This new legislation will give companies the opportunity to ask for permission to release their toxic water into Queensland rivers, beyond the standards and guidelines set for safe drinking water and agriculture at short notice and without public review. 

Please tell Premier Newman we need protection for our waterways and our precious Great Barrier Reef from the coal industry."

Link here to petition to let the Queensland government that allowing rampant pollution along the world Heritage Listed Great Barrier Reef is completely unacceptable.

Given that Australia is considered to be the driest inhabited continent on earth, the interior has one of the lowest rainfalls in the world, and around 3/4 of the land is arid or semi arid, it seems insane (perhaps criminal is a more fitting word) to allow coal mining companies to pollute our fragile and precious waterways.
fish with lesions - picture from link
Pollution in waters outside Gladstone affects fish, the fishing industry, tourism and many locally owned and operated local businesses. Lesions in fish are common, which makes them unsuitable for sale. More information here and here.

This issue affects more than Queensland and their government which seems to be in a state of dribbling, salivating lust about squandering finite fossil fuels to overseas countries. Whether we like it or not, we're all connected. Foolish, shortsighted decisions made in Australia affect people in far off lands, India included. Our governments - all our governments and policy makers - need to have a basic grasp of environmental cause and effect to ensure that our world remains relatively inhabitable.

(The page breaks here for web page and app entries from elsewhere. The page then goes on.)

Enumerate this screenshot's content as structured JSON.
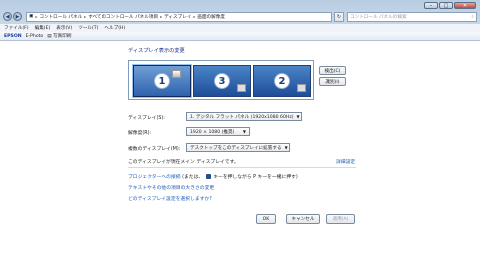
{
  "address_bar": {
    "segments": [
      "コントロール パネル",
      "すべてのコントロール パネル項目",
      "ディスプレイ",
      "画面の解像度"
    ],
    "search_placeholder": "コントロール パネルの検索"
  },
  "menu": [
    "ファイル(F)",
    "編集(E)",
    "表示(V)",
    "ツール(T)",
    "ヘルプ(H)"
  ],
  "toolbar": {
    "brand": "EPSON",
    "app": "E-Photo",
    "print_label": "写真印刷"
  },
  "section_heading": "ディスプレイ表示の変更",
  "monitors": [
    {
      "number": "1",
      "selected": true
    },
    {
      "number": "3",
      "selected": false
    },
    {
      "number": "2",
      "selected": false
    }
  ],
  "detect_button": "検出(C)",
  "identify_button": "識別(I)",
  "fields": {
    "display_label": "ディスプレイ(S):",
    "display_value": "1. デジタル フラット パネル (1920x1080 60Hz)",
    "resolution_label": "解像度(R):",
    "resolution_value": "1920 × 1080 (推奨)",
    "multi_label": "複数のディスプレイ(M):",
    "multi_value": "デスクトップをこのディスプレイに拡張する"
  },
  "main_display_text": "このディスプレイが現在メイン ディスプレイです。",
  "advanced_link": "詳細設定",
  "projector_link": "プロジェクターへの接続",
  "projector_text_a": "(または、",
  "projector_text_b": "キーを押しながら P キーを一緒に押す)",
  "text_size_link": "テキストやその他の項目の大きさの変更",
  "which_setting_link": "どのディスプレイ設定を選択しますか?",
  "buttons": {
    "ok": "OK",
    "cancel": "キャンセル",
    "apply": "適用(A)"
  }
}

Politicians, no matter where they are have the ability to push in a direction that ensures shortsighted decisions aren't made. How they choose can have devastating consequences for humankind.

Unfortunately, in Australia the motto often seems to be 
"Dig it, drill it, sell it off and stuff the future" 

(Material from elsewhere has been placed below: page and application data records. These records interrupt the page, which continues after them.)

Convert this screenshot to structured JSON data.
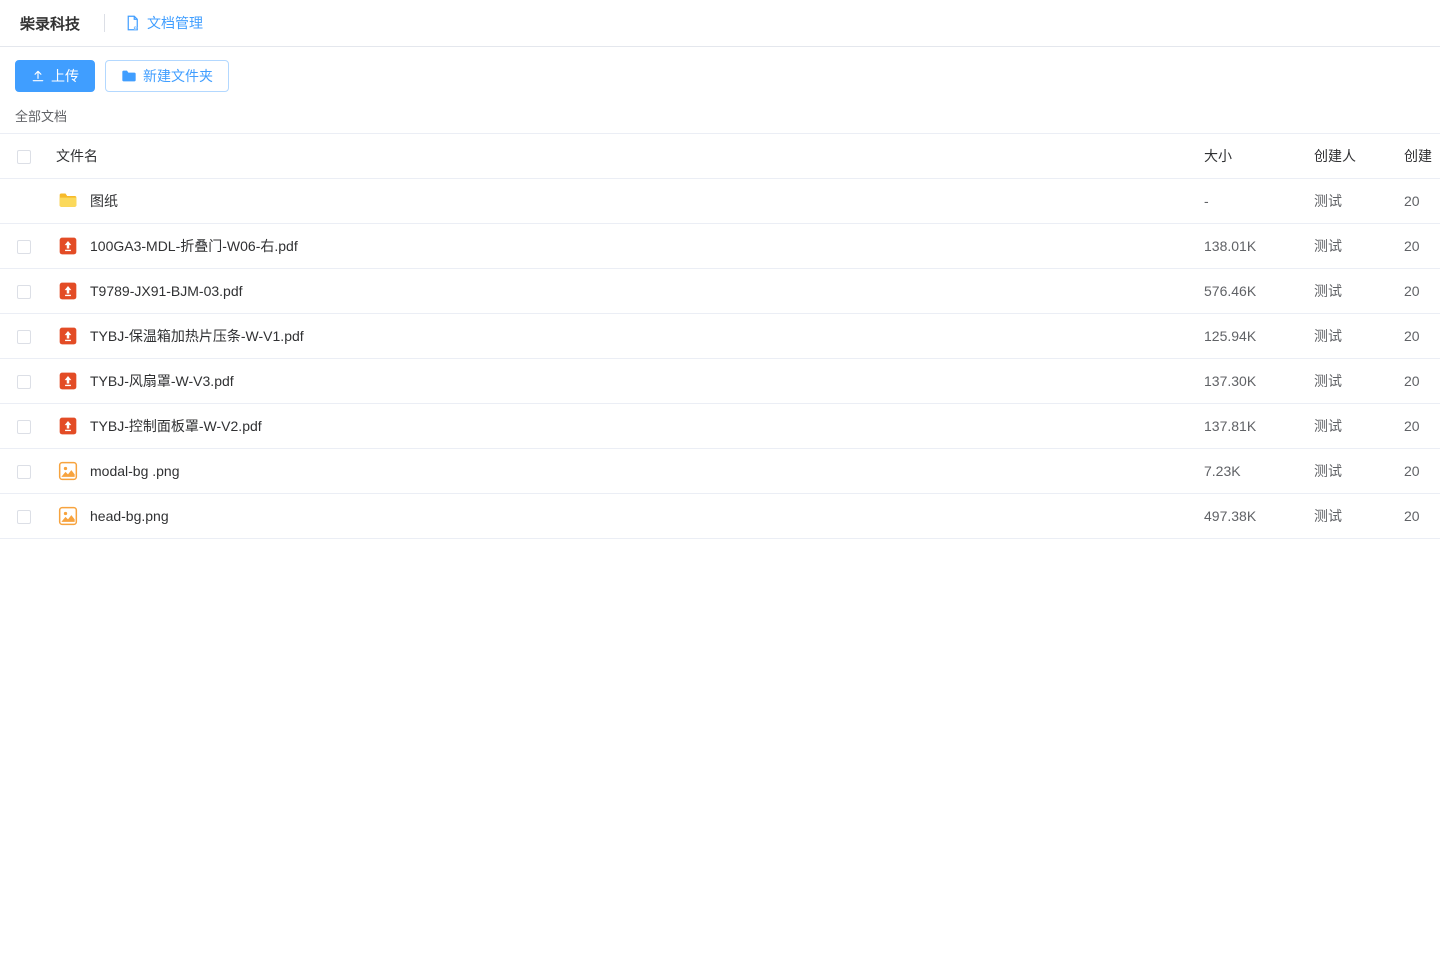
{
  "header": {
    "brand": "柴录科技",
    "doc_mgmt_label": "文档管理"
  },
  "toolbar": {
    "upload_label": "上传",
    "new_folder_label": "新建文件夹"
  },
  "breadcrumb": "全部文档",
  "columns": {
    "name": "文件名",
    "size": "大小",
    "creator": "创建人",
    "time": "创建"
  },
  "rows": [
    {
      "type": "folder",
      "name": "图纸",
      "size": "-",
      "creator": "测试",
      "time": "20"
    },
    {
      "type": "pdf",
      "name": "100GA3-MDL-折叠门-W06-右.pdf",
      "size": "138.01K",
      "creator": "测试",
      "time": "20"
    },
    {
      "type": "pdf",
      "name": "T9789-JX91-BJM-03.pdf",
      "size": "576.46K",
      "creator": "测试",
      "time": "20"
    },
    {
      "type": "pdf",
      "name": "TYBJ-保温箱加热片压条-W-V1.pdf",
      "size": "125.94K",
      "creator": "测试",
      "time": "20"
    },
    {
      "type": "pdf",
      "name": "TYBJ-风扇罩-W-V3.pdf",
      "size": "137.30K",
      "creator": "测试",
      "time": "20"
    },
    {
      "type": "pdf",
      "name": "TYBJ-控制面板罩-W-V2.pdf",
      "size": "137.81K",
      "creator": "测试",
      "time": "20"
    },
    {
      "type": "image",
      "name": "modal-bg .png",
      "size": "7.23K",
      "creator": "测试",
      "time": "20"
    },
    {
      "type": "image",
      "name": "head-bg.png",
      "size": "497.38K",
      "creator": "测试",
      "time": "20"
    }
  ]
}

Perhaps our politicians need to receive training in "How to say no" to the fossil fuel companies.

Another post on The Great Barrier Reef and the devastation that Australia is allowing (encouraging?) to happen in this beautiful area.

And for a short video added 13 November 2012, showing the official line compared to what's happening on the ground


David Macaulay said...

That is disturbing to say the least Sue - by the time I get to see the Great Barrier Reef I fear it will be dead.

Sue said...

David, I wouldn't leave it too long. It is glorious and should be fully protected without question.

In the meantime google earth (ocean?) has something which enables you to look around the coral reefs.

Please feel free to sign the petitions and share the information. I suspect most people have no idea what's happening.

Hilary Melton-Butcher said...

Hi Sue .. it's horrific that a first-world country is doing this or allowing it to happen ..

I read about underground water in the Middle East is all contaminated with radioactivity and is unsafe ...

I hope the world wakes up .. I fear there are so many selfish people around without any leadership vision to actually 'do something' rather than talk about ..

Cheers - thanks for the exceedingly disturbing information .. Hilary

Sue said...

Hilary the news that seeps coming in from areas near the Great Barrier Reef continues to be sad. I fail to understand how parents can be so unthinking about the importance of preserving an area of such significance and beauty for their children and grandchildren.